Work to be completed: The required answer is the data below, restated word for word with images omitted.

[Items from an interface collection]
——————————

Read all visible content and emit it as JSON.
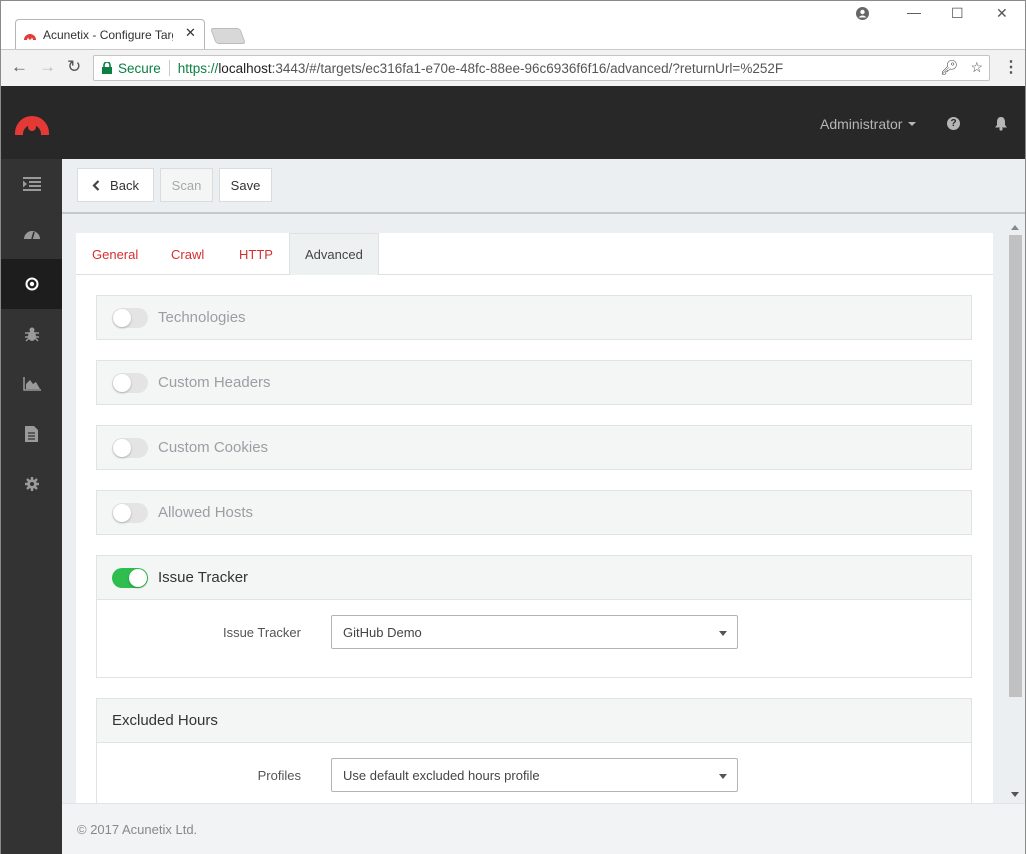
{
  "browser": {
    "tab_title": "Acunetix - Configure Targ",
    "secure_label": "Secure",
    "url_scheme": "https://",
    "url_host": "localhost",
    "url_rest": ":3443/#/targets/ec316fa1-e70e-48fc-88ee-96c6936f6f16/advanced/?returnUrl=%252F",
    "accent_secure": "#0b8043"
  },
  "header": {
    "user_label": "Administrator",
    "brand_color": "#e53935"
  },
  "sidebar": {
    "items": [
      {
        "name": "menu-toggle",
        "icon": "indent-icon",
        "active": false
      },
      {
        "name": "dashboard",
        "icon": "dashboard-gauge-icon",
        "active": false
      },
      {
        "name": "targets",
        "icon": "target-icon",
        "active": true
      },
      {
        "name": "vulnerabilities",
        "icon": "bug-icon",
        "active": false
      },
      {
        "name": "scans",
        "icon": "area-chart-icon",
        "active": false
      },
      {
        "name": "reports",
        "icon": "file-text-icon",
        "active": false
      },
      {
        "name": "settings",
        "icon": "gear-icon",
        "active": false
      }
    ]
  },
  "toolbar": {
    "back_label": "Back",
    "scan_label": "Scan",
    "save_label": "Save"
  },
  "tabs": [
    {
      "label": "General",
      "active": false
    },
    {
      "label": "Crawl",
      "active": false
    },
    {
      "label": "HTTP",
      "active": false
    },
    {
      "label": "Advanced",
      "active": true
    }
  ],
  "panels": {
    "technologies": {
      "label": "Technologies",
      "enabled": false
    },
    "custom_headers": {
      "label": "Custom Headers",
      "enabled": false
    },
    "custom_cookies": {
      "label": "Custom Cookies",
      "enabled": false
    },
    "allowed_hosts": {
      "label": "Allowed Hosts",
      "enabled": false
    },
    "issue_tracker": {
      "label": "Issue Tracker",
      "enabled": true,
      "field_label": "Issue Tracker",
      "field_value": "GitHub Demo"
    },
    "excluded_hours": {
      "label": "Excluded Hours",
      "field_label": "Profiles",
      "field_value": "Use default excluded hours profile"
    }
  },
  "footer": {
    "copyright": "© 2017 Acunetix Ltd."
  }
}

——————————

Response below:
Read all visible content and emit it as JSON.
{
  "browser": {
    "tab_title": "Acunetix - Configure Targ",
    "secure_label": "Secure",
    "url_scheme": "https://",
    "url_host": "localhost",
    "url_rest": ":3443/#/targets/ec316fa1-e70e-48fc-88ee-96c6936f6f16/advanced/?returnUrl=%252F",
    "accent_secure": "#0b8043"
  },
  "header": {
    "user_label": "Administrator",
    "brand_color": "#e53935"
  },
  "sidebar": {
    "items": [
      {
        "name": "menu-toggle",
        "icon": "indent-icon",
        "active": false
      },
      {
        "name": "dashboard",
        "icon": "dashboard-gauge-icon",
        "active": false
      },
      {
        "name": "targets",
        "icon": "target-icon",
        "active": true
      },
      {
        "name": "vulnerabilities",
        "icon": "bug-icon",
        "active": false
      },
      {
        "name": "scans",
        "icon": "area-chart-icon",
        "active": false
      },
      {
        "name": "reports",
        "icon": "file-text-icon",
        "active": false
      },
      {
        "name": "settings",
        "icon": "gear-icon",
        "active": false
      }
    ]
  },
  "toolbar": {
    "back_label": "Back",
    "scan_label": "Scan",
    "save_label": "Save"
  },
  "tabs": [
    {
      "label": "General",
      "active": false
    },
    {
      "label": "Crawl",
      "active": false
    },
    {
      "label": "HTTP",
      "active": false
    },
    {
      "label": "Advanced",
      "active": true
    }
  ],
  "panels": {
    "technologies": {
      "label": "Technologies",
      "enabled": false
    },
    "custom_headers": {
      "label": "Custom Headers",
      "enabled": false
    },
    "custom_cookies": {
      "label": "Custom Cookies",
      "enabled": false
    },
    "allowed_hosts": {
      "label": "Allowed Hosts",
      "enabled": false
    },
    "issue_tracker": {
      "label": "Issue Tracker",
      "enabled": true,
      "field_label": "Issue Tracker",
      "field_value": "GitHub Demo"
    },
    "excluded_hours": {
      "label": "Excluded Hours",
      "field_label": "Profiles",
      "field_value": "Use default excluded hours profile"
    }
  },
  "footer": {
    "copyright": "© 2017 Acunetix Ltd."
  }
}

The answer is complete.